Excerpts from an interface dataset
|---|
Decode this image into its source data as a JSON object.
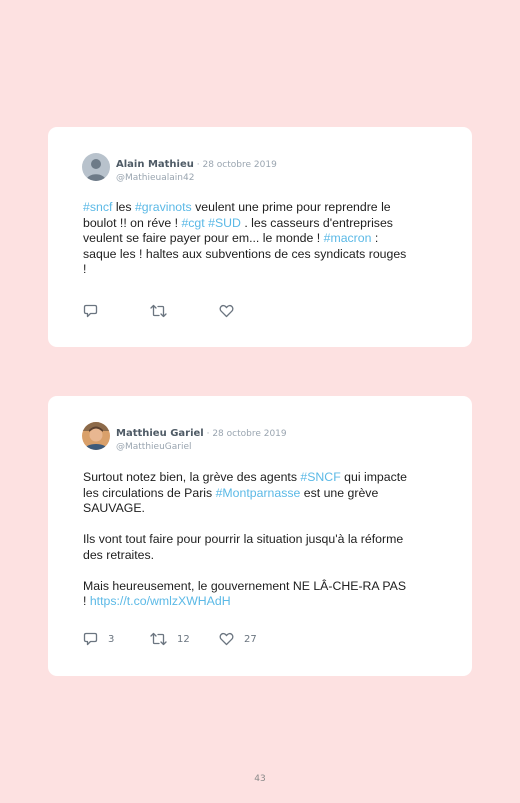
{
  "tweets": [
    {
      "author": "Alain Mathieu",
      "separator": " · ",
      "date": "28 octobre 2019",
      "handle": "@Mathieualain42",
      "segments": [
        {
          "t": "ht",
          "v": "#sncf"
        },
        {
          "t": "tx",
          "v": " les "
        },
        {
          "t": "ht",
          "v": "#gravinots"
        },
        {
          "t": "tx",
          "v": " veulent une prime pour reprendre le"
        },
        {
          "t": "br"
        },
        {
          "t": "tx",
          "v": "boulot !! on réve ! "
        },
        {
          "t": "ht",
          "v": "#cgt"
        },
        {
          "t": "tx",
          "v": " "
        },
        {
          "t": "ht",
          "v": "#SUD"
        },
        {
          "t": "tx",
          "v": " . les casseurs d'entreprises"
        },
        {
          "t": "br"
        },
        {
          "t": "tx",
          "v": "veulent se faire payer pour em... le monde ! "
        },
        {
          "t": "ht",
          "v": "#macron"
        },
        {
          "t": "tx",
          "v": " :"
        },
        {
          "t": "br"
        },
        {
          "t": "tx",
          "v": "saque les ! haltes aux subventions de ces syndicats rouges"
        },
        {
          "t": "br"
        },
        {
          "t": "tx",
          "v": "!"
        }
      ],
      "actions": {
        "reply": "",
        "retweet": "",
        "like": ""
      }
    },
    {
      "author": "Matthieu Gariel",
      "separator": " · ",
      "date": "28 octobre 2019",
      "handle": "@MatthieuGariel",
      "segments": [
        {
          "t": "tx",
          "v": "Surtout notez bien, la grève des agents "
        },
        {
          "t": "ht",
          "v": "#SNCF"
        },
        {
          "t": "tx",
          "v": " qui impacte"
        },
        {
          "t": "br"
        },
        {
          "t": "tx",
          "v": "les circulations de Paris "
        },
        {
          "t": "ht",
          "v": "#Montparnasse"
        },
        {
          "t": "tx",
          "v": " est une grève"
        },
        {
          "t": "br"
        },
        {
          "t": "tx",
          "v": "SAUVAGE."
        },
        {
          "t": "gap"
        },
        {
          "t": "tx",
          "v": "Ils vont tout faire pour pourrir la situation jusqu'à la réforme"
        },
        {
          "t": "br"
        },
        {
          "t": "tx",
          "v": "des retraites."
        },
        {
          "t": "gap"
        },
        {
          "t": "tx",
          "v": "Mais heureusement, le gouvernement NE LÂ-CHE-RA PAS"
        },
        {
          "t": "br"
        },
        {
          "t": "tx",
          "v": "! "
        },
        {
          "t": "lnk",
          "v": "https://t.co/wmlzXWHAdH"
        }
      ],
      "actions": {
        "reply": "3",
        "retweet": "12",
        "like": "27"
      }
    }
  ],
  "page_number": "43",
  "colors": {
    "background": "#fde1e1",
    "hashtag": "#5bb9e6",
    "name": "#4f5b66",
    "meta": "#9aa5b0"
  },
  "icons": {
    "reply": "reply-icon",
    "retweet": "retweet-icon",
    "like": "heart-icon"
  }
}
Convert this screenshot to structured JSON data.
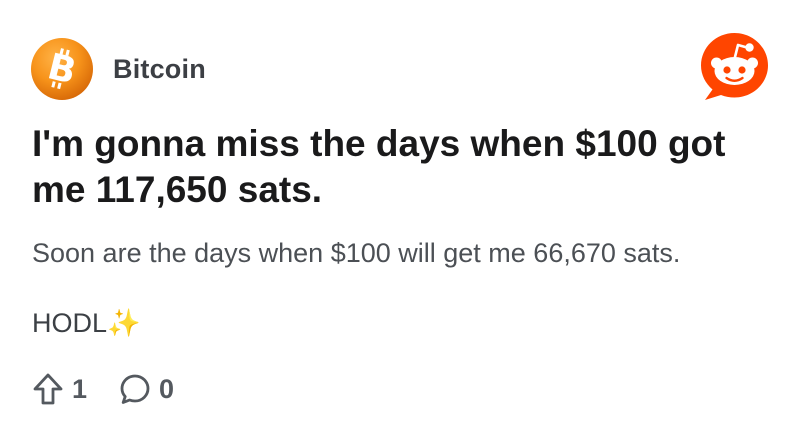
{
  "community": {
    "name": "Bitcoin",
    "avatar_icon": "bitcoin-icon",
    "avatar_color": "#f7931a"
  },
  "brand": {
    "logo_icon": "reddit-icon",
    "color": "#ff4500"
  },
  "post": {
    "title": "I'm gonna miss the days when $100 got me 117,650 sats.",
    "body_line1": "Soon are the days when $100 will get me 66,670 sats.",
    "body_line2": "HODL✨"
  },
  "footer": {
    "upvotes": "1",
    "comments": "0",
    "upvote_icon": "upvote-arrow-icon",
    "comment_icon": "comment-bubble-icon"
  }
}
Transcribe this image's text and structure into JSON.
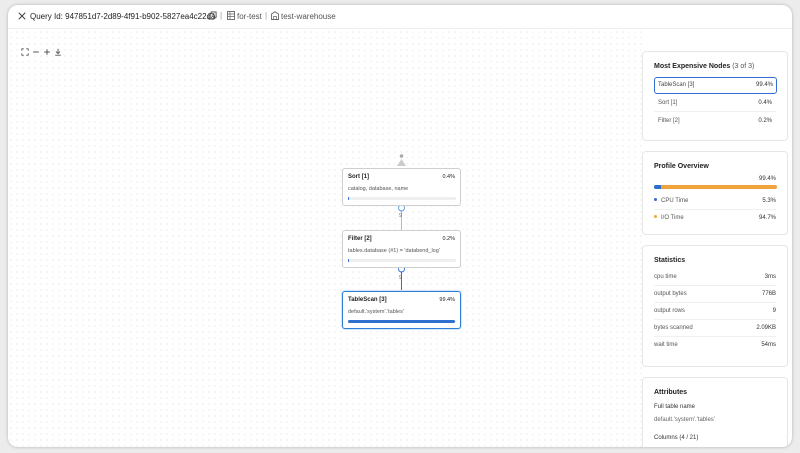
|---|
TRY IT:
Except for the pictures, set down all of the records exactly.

SOLUTION TO THIS EXERCISE:
Decode this image into its source data as a JSON object.
{
  "tweets": [
    {
      "author": "Alain Mathieu",
      "separator": " · ",
      "date": "28 octobre 2019",
      "handle": "@Mathieualain42",
      "segments": [
        {
          "t": "ht",
          "v": "#sncf"
        },
        {
          "t": "tx",
          "v": " les "
        },
        {
          "t": "ht",
          "v": "#gravinots"
        },
        {
          "t": "tx",
          "v": " veulent une prime pour reprendre le"
        },
        {
          "t": "br"
        },
        {
          "t": "tx",
          "v": "boulot !! on réve ! "
        },
        {
          "t": "ht",
          "v": "#cgt"
        },
        {
          "t": "tx",
          "v": " "
        },
        {
          "t": "ht",
          "v": "#SUD"
        },
        {
          "t": "tx",
          "v": " . les casseurs d'entreprises"
        },
        {
          "t": "br"
        },
        {
          "t": "tx",
          "v": "veulent se faire payer pour em... le monde ! "
        },
        {
          "t": "ht",
          "v": "#macron"
        },
        {
          "t": "tx",
          "v": " :"
        },
        {
          "t": "br"
        },
        {
          "t": "tx",
          "v": "saque les ! haltes aux subventions de ces syndicats rouges"
        },
        {
          "t": "br"
        },
        {
          "t": "tx",
          "v": "!"
        }
      ],
      "actions": {
        "reply": "",
        "retweet": "",
        "like": ""
      }
    },
    {
      "author": "Matthieu Gariel",
      "separator": " · ",
      "date": "28 octobre 2019",
      "handle": "@MatthieuGariel",
      "segments": [
        {
          "t": "tx",
          "v": "Surtout notez bien, la grève des agents "
        },
        {
          "t": "ht",
          "v": "#SNCF"
        },
        {
          "t": "tx",
          "v": " qui impacte"
        },
        {
          "t": "br"
        },
        {
          "t": "tx",
          "v": "les circulations de Paris "
        },
        {
          "t": "ht",
          "v": "#Montparnasse"
        },
        {
          "t": "tx",
          "v": " est une grève"
        },
        {
          "t": "br"
        },
        {
          "t": "tx",
          "v": "SAUVAGE."
        },
        {
          "t": "gap"
        },
        {
          "t": "tx",
          "v": "Ils vont tout faire pour pourrir la situation jusqu'à la réforme"
        },
        {
          "t": "br"
        },
        {
          "t": "tx",
          "v": "des retraites."
        },
        {
          "t": "gap"
        },
        {
          "t": "tx",
          "v": "Mais heureusement, le gouvernement NE LÂ-CHE-RA PAS"
        },
        {
          "t": "br"
        },
        {
          "t": "tx",
          "v": "! "
        },
        {
          "t": "lnk",
          "v": "https://t.co/wmlzXWHAdH"
        }
      ],
      "actions": {
        "reply": "3",
        "retweet": "12",
        "like": "27"
      }
    }
  ],
  "page_number": "43",
  "colors": {
    "background": "#fde1e1",
    "hashtag": "#5bb9e6",
    "name": "#4f5b66",
    "meta": "#9aa5b0"
  },
  "icons": {
    "reply": "reply-icon",
    "retweet": "retweet-icon",
    "like": "heart-icon"
  }
}
Convert this screenshot to structured JSON data.
{
  "community": {
    "name": "Bitcoin",
    "avatar_icon": "bitcoin-icon",
    "avatar_color": "#f7931a"
  },
  "brand": {
    "logo_icon": "reddit-icon",
    "color": "#ff4500"
  },
  "post": {
    "title": "I'm gonna miss the days when $100 got me 117,650 sats.",
    "body_line1": "Soon are the days when $100 will get me 66,670 sats.",
    "body_line2": "HODL✨"
  },
  "footer": {
    "upvotes": "1",
    "comments": "0",
    "upvote_icon": "upvote-arrow-icon",
    "comment_icon": "comment-bubble-icon"
  }
}
Transcribe this image's text and structure into JSON.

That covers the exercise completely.